_Problem requirements_
How many lines in the entries below contain the word "Press"? Answer with the number and nothing else.

_Extracted entries_
#####

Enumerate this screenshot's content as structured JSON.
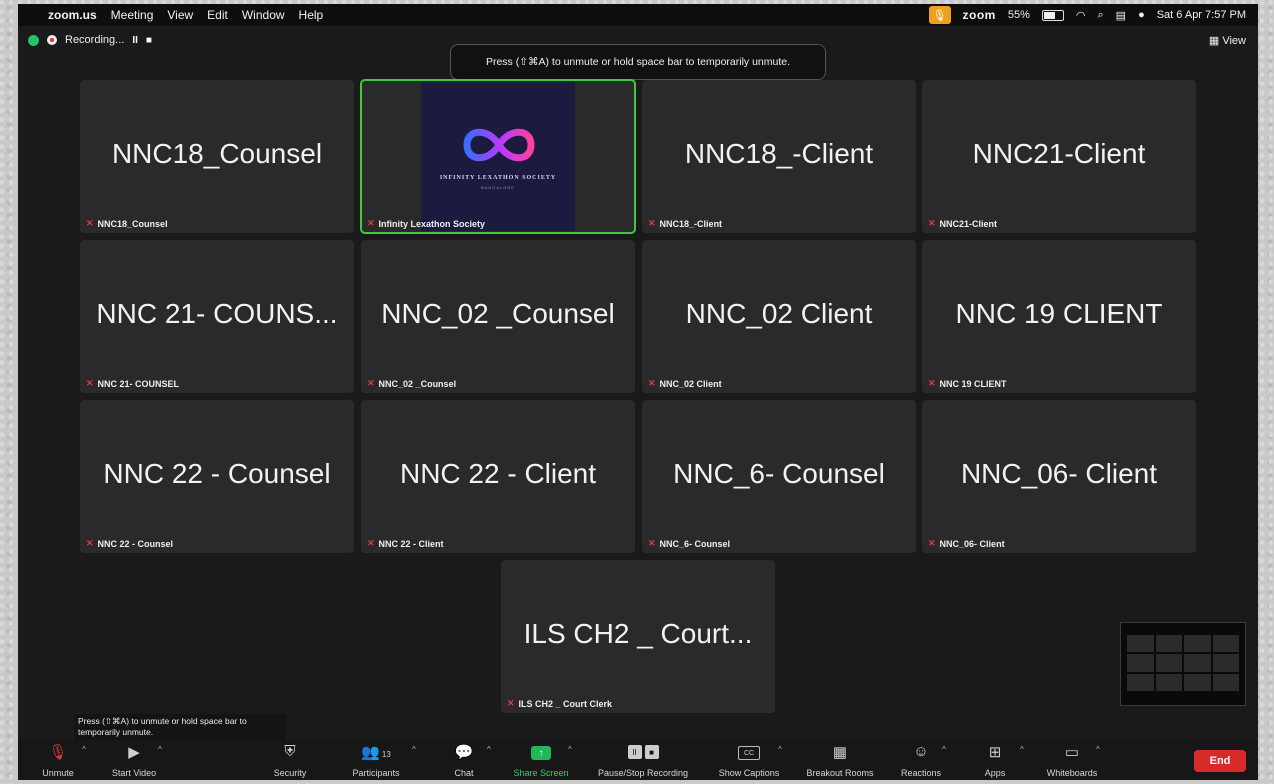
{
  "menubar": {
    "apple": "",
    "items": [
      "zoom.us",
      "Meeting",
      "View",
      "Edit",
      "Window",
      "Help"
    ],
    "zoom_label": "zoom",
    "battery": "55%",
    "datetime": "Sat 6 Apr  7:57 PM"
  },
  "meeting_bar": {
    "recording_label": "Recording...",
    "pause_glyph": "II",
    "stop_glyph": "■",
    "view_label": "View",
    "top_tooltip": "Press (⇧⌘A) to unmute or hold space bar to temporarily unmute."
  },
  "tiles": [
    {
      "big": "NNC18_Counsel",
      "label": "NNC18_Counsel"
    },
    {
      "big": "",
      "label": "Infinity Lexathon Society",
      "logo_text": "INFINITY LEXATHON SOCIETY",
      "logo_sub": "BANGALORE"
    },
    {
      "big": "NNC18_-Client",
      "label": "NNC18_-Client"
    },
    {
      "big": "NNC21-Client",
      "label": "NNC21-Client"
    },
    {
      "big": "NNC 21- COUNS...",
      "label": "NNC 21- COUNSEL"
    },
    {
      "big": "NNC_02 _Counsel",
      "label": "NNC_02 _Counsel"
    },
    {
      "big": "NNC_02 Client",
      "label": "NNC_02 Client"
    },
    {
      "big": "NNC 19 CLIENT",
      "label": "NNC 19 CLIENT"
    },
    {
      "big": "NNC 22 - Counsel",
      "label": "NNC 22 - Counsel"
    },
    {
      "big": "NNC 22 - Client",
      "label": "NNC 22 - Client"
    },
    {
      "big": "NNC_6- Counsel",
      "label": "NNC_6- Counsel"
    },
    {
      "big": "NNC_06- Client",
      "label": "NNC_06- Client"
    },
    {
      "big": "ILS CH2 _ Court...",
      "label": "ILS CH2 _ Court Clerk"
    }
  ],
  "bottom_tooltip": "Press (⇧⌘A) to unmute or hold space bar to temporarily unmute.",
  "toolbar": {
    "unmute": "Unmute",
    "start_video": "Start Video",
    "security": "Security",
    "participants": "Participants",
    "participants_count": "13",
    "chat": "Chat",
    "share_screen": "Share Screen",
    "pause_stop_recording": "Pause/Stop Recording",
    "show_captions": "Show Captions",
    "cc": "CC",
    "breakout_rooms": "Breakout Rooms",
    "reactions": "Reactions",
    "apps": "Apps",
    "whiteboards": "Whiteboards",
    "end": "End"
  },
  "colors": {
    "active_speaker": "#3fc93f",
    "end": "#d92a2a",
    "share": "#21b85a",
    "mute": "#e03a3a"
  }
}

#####

_Solved exercise_
2